Discover more from Rob Henderson's Newsletter
Provocations, Editor’s Choice, Optimism
Links and recommendations
My book was selected as an Editor's Choice for Biographies and Memoirs by The Bookseller. They describe it as "trenchant and remarkable."
The latest Goodreads giveaway is still live—enter here for a chance to win an advance print copy of Troubled: A Memoir of Foster Care, Family, and Social Class.
From the archives:
Summarizing my productivity and output over the period of 2018-22. As I mention in this post, I continue to feel the impending sense that I have to make up for lost time.
Links and recommendations:
Applications at the University of Austin (UATX) are now officially open for prospective undergraduate students for the fall of 2024. Learn more here.
The Provocations of Camille Paglia by Emily Esfahani Smith

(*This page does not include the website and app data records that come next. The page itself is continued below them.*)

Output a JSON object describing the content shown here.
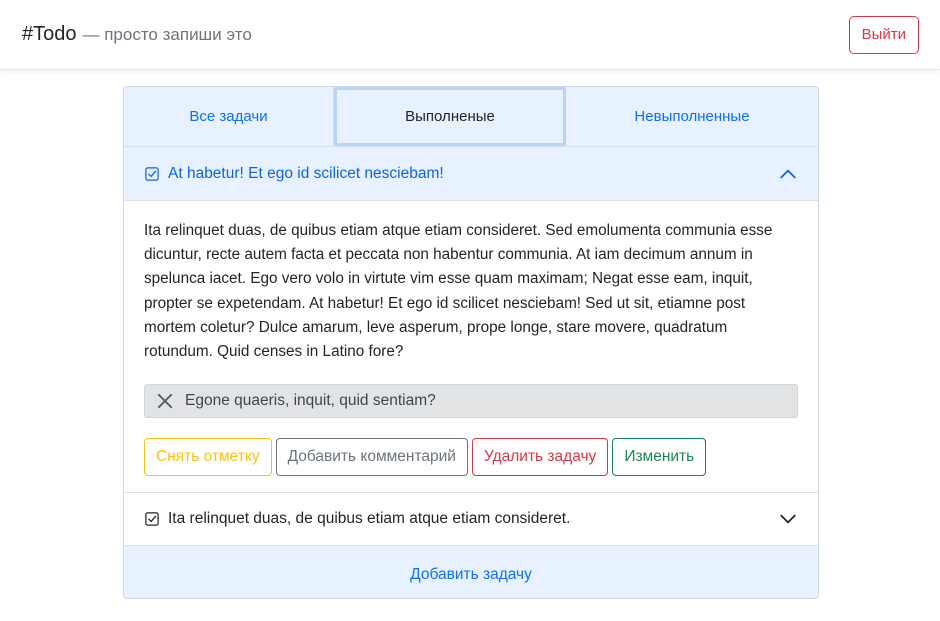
{
  "header": {
    "brand": "#Todo",
    "tagline": "— просто запиши это",
    "logout_label": "Выйти"
  },
  "tabs": [
    {
      "label": "Все задачи",
      "active": false
    },
    {
      "label": "Выполненые",
      "active": true
    },
    {
      "label": "Невыполненные",
      "active": false
    }
  ],
  "tasks": [
    {
      "title": "At habetur! Et ego id scilicet nesciebam!",
      "expanded": true,
      "completed_icon": "check-square-icon",
      "description": "Ita relinquet duas, de quibus etiam atque etiam consideret. Sed emolumenta communia esse dicuntur, recte autem facta et peccata non habentur communia. At iam decimum annum in spelunca iacet. Ego vero volo in virtute vim esse quam maximam; Negat esse eam, inquit, propter se expetendam. At habetur! Et ego id scilicet nesciebam! Sed ut sit, etiamne post mortem coletur? Dulce amarum, leve asperum, prope longe, stare movere, quadratum rotundum. Quid censes in Latino fore?",
      "comment": "Egone quaeris, inquit, quid sentiam?",
      "actions": {
        "unmark": "Снять отметку",
        "add_comment": "Добавить комментарий",
        "delete": "Удалить задачу",
        "edit": "Изменить"
      }
    },
    {
      "title": "Ita relinquet duas, de quibus etiam atque etiam consideret.",
      "expanded": false,
      "completed_icon": "check-square-icon"
    }
  ],
  "footer": {
    "add_task_label": "Добавить задачу"
  },
  "colors": {
    "primary": "#0d6efd",
    "danger": "#dc3545",
    "warning": "#ffc107",
    "success": "#198754",
    "secondary": "#6c757d",
    "accordion_active_bg": "#e7f1ff"
  }
}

To Lead a Meaningful Life, Become Your Own Hero by Ben Rogers, Kurt Gray, Mike Christian
How American Colleges Gave Birth to Cancel Culture by Rikki Schlott and Greg Lukianoff
Why the young should go to the office by Janan Ganesh
The beauty of mid-range products by Rory Sutherland
The 80% Approach to Dating by Francesca Hogi
Follow me on Instagram here. The platform is less volatile and more chill than X/Twitter, so I post some spicier excerpts from my readings on my IG stories
Three interesting findings:
1. Children who lived in London during the Blitz and were sent away to the countryside for protection against German bombing fared worse than children who remained with their parents and endured nights in bomb shelters and frightening images of dead people. (source: The Body Keeps the Score by Bessel van der Kolk).
2. Men rated as less attractive earned 9% less than those with average looks; men who were rated as handsome earned 5% more than those considered to be average. For women, those rated as less attractive earned 5% less than women with average looks; women rated as attractive earned 4% more than average-looking women. (source).
3. Generally, young people in lower-income countries are more optimistic than young people in richer countries. Sixty-three percent of American youth are optimistic about the future of the world, compared to 88% in India. Forty-one percent of British youth are optimistic about future living conditions, compared to 85% in Mexico. (source).
To receive new posts, access more than 100 premium archived posts, and support my work, consider becoming a free or paid subscriber.